As the debate around vaccination continues, it's crucial to separate fact from fiction. In this article, we delve into the true effectiveness of the Hepatitis B vaccine, debunking the claims made by Physicians for Informed Consent. Through a comprehensive analysis, we explore how the vaccine has significantly reduced infection rates, protected high-risk groups, and prevented mother-to-child transmission, ultimately demonstrating its crucial role in public health.
Physicians for Informed Consent (PIC) is an organization that promotes informed consent in vaccination and questions mainstream vaccine recommendations. It is important then to critically evaluate any of their claims and consider the context before decide if what they post reflects reality.
PIC posted this on their LinkedIn page:
The hepatitis B vaccine was first licensed in the U.S. in 1981, and in 1991 the recommendation began for universal infant vaccination. However, the vaccine has not made a measurable impact on the prevalence of chronic hepatitis B infection. Read more: http://www.picdata.org/hepatitis-b
In light of who was making this claim (PIC), a comprehensive analysis of the effectiveness of the Hepatitis B vaccine is warranted.
Decline in hepatitis B infection rates: The Hepatitis B vaccine has been largely successful in reducing the prevalence of the disease in vaccinated populations. A >90% drop in hepatitis B infection rates in age cohorts born after 1991 (1), when routine infant vaccination began, is a strong indicator of the vaccine's effectiveness. This decline suggests that the vaccine has had a significant impact on reducing the prevalence of hepatitis B.
Impact on high-risk groups and vertical transmission: The vaccine has been particularly effective in reducing the prevalence of hepatitis B among high-risk groups, such as healthcare workers and those who engage in high-risk behaviors (2). One of the main goals of universal infant hepatitis B vaccination is to prevent mother-to-child transmission of the virus. A decline in such transmissions would indicate the vaccine's effectiveness in reducing the overall burden of hepatitis B infections.
Geographic variations and global impact: The impact of the vaccine on hepatitis B prevalence may vary across different regions. In the United States, there has been a significant decline in new hepatitis B infections, largely attributed to vaccination programs. However, the global impact may be different, as hepatitis B remains a significant public health issue in some regions, such as sub-Saharan Africa and Asia, where limited access to vaccines and healthcare services might hinder progress (3).

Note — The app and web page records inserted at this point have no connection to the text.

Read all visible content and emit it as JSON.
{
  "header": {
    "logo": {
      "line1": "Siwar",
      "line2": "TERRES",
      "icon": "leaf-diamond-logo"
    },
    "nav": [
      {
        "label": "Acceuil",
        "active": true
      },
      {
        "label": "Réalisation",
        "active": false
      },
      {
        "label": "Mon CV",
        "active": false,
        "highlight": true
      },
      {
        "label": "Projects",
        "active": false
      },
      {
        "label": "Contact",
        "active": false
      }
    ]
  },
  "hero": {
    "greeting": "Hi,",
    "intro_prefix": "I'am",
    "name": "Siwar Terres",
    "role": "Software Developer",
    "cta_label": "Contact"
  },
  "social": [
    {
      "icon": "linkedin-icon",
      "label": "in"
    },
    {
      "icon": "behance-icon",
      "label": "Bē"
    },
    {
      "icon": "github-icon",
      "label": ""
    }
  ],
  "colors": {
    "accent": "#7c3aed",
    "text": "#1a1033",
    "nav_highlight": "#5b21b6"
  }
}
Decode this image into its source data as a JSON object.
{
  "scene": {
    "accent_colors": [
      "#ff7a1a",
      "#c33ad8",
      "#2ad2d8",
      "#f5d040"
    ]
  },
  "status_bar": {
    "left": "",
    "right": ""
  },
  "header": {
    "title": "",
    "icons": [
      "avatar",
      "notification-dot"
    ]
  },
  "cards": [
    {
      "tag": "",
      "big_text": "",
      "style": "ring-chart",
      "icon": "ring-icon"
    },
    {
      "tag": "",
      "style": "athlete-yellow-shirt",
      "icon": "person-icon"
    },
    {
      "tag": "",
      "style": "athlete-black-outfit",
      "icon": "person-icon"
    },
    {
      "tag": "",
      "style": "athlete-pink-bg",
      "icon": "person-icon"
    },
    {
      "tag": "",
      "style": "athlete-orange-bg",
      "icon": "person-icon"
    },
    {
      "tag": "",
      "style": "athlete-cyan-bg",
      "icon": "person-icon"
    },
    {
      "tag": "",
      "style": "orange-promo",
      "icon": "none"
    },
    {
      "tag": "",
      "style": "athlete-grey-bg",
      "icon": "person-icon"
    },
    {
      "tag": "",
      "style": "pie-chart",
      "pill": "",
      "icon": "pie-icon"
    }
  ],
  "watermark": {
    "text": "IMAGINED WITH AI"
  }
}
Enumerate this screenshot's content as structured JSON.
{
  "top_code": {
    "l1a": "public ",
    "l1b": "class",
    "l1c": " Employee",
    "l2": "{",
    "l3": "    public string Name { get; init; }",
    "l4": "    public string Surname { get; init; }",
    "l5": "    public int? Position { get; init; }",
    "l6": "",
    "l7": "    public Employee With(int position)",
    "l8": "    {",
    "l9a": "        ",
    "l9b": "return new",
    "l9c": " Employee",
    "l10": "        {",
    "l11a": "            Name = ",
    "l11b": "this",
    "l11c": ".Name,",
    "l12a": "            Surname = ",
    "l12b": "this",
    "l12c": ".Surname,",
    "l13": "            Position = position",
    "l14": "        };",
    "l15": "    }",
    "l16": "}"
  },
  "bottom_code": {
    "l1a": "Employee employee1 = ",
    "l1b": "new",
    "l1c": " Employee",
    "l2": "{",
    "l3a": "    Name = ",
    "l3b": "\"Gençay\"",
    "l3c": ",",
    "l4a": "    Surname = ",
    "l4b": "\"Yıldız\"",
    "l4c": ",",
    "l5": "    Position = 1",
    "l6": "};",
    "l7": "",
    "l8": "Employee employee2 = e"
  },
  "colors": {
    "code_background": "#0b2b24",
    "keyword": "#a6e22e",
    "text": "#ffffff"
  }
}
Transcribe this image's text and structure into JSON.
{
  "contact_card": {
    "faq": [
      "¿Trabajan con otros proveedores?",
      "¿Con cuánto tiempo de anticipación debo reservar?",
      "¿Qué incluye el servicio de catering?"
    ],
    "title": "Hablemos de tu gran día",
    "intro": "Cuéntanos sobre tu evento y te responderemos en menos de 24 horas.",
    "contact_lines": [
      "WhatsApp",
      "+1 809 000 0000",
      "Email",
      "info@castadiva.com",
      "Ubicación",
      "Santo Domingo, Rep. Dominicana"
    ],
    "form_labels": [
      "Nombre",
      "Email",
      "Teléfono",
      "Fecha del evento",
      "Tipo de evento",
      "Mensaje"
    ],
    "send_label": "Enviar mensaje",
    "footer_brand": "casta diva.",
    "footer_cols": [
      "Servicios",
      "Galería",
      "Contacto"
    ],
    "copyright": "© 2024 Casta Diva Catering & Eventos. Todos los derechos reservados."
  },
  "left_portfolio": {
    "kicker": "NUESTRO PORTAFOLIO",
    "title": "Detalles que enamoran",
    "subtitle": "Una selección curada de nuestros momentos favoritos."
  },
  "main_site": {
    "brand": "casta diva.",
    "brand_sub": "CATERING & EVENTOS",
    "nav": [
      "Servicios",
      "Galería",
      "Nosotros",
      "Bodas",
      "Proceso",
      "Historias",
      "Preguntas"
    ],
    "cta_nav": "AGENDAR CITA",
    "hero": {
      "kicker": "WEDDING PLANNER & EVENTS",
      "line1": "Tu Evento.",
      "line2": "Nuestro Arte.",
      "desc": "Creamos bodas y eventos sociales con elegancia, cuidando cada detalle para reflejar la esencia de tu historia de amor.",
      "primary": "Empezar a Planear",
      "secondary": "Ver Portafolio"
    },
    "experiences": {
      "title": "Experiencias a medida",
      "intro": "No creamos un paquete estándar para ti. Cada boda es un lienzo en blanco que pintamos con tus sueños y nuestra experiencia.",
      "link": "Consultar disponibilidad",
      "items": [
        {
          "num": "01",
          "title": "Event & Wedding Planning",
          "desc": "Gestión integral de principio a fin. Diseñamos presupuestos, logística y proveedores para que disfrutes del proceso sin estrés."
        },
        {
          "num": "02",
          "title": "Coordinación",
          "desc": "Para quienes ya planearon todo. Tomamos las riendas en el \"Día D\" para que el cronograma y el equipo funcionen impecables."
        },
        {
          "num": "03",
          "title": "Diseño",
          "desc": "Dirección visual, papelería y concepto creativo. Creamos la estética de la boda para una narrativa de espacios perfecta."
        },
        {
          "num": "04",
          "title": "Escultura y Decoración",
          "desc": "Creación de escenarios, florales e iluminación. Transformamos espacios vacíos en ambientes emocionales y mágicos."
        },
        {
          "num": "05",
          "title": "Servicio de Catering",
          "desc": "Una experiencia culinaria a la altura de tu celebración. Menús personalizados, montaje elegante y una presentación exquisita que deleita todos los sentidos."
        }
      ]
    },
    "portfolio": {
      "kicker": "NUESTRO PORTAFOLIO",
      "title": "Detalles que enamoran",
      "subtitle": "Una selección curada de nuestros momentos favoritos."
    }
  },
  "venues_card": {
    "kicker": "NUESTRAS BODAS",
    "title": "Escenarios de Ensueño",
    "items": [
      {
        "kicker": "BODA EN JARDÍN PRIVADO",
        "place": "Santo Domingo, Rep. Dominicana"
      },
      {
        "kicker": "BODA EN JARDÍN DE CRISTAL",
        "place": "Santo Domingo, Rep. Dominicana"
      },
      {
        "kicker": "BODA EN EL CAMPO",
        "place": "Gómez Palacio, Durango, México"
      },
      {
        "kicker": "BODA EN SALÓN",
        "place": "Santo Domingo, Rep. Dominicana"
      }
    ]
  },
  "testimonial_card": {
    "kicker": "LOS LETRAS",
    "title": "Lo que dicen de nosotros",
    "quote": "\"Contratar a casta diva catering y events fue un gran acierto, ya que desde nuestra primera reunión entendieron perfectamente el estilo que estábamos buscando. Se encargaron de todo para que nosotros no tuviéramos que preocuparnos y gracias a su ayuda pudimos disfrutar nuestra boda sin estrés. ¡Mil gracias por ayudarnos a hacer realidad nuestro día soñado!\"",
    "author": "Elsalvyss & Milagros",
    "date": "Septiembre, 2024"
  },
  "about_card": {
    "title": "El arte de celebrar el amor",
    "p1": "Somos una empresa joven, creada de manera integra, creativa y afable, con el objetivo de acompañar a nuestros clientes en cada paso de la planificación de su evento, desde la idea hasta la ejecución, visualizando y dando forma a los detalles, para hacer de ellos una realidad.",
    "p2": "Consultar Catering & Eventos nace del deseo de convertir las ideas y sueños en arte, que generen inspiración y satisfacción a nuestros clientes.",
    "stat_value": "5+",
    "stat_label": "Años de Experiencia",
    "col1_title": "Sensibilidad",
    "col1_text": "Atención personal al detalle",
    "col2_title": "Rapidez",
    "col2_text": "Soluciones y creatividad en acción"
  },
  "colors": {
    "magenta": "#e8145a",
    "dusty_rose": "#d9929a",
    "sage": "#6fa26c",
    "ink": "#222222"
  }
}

Majority of chronic hepatitis B cases in unvaccinated cohorts: The fact that the majority of people with chronic hepatitis B were born before 1991 and were never vaccinated reinforces the importance of vaccination in controlling and preventing the spread of the disease. The impact of the vaccine on hepatitis B prevalence may not be immediately evident, but as the vaccinated cohorts age, the decline in infection rates becomes more apparent (4).
Data gaps and potential cherry-picking: When evaluating claims and graphs, it is essential to be cautious of potential cherry-picking or selective presentation of data (5). Data gaps, such as an 18-year gap in the middle and a 6-year gap at the end of a graph, could indicate a biased presentation of information. A comprehensive and accurate analysis should include all relevant data to provide a complete understanding of the vaccine's impact on hepatitis B prevalence.
In conclusion, despite what Physicians for Informed Consent argues, the Hepatitis B vaccine has proven to be effective in reducing the prevalence of hepatitis B infections, particularly in age cohorts born after the introduction of routine infant vaccination. Claims made by organizations like (PIC) should be critically examined within the broader scientific consensus and with a complete understanding of the available data.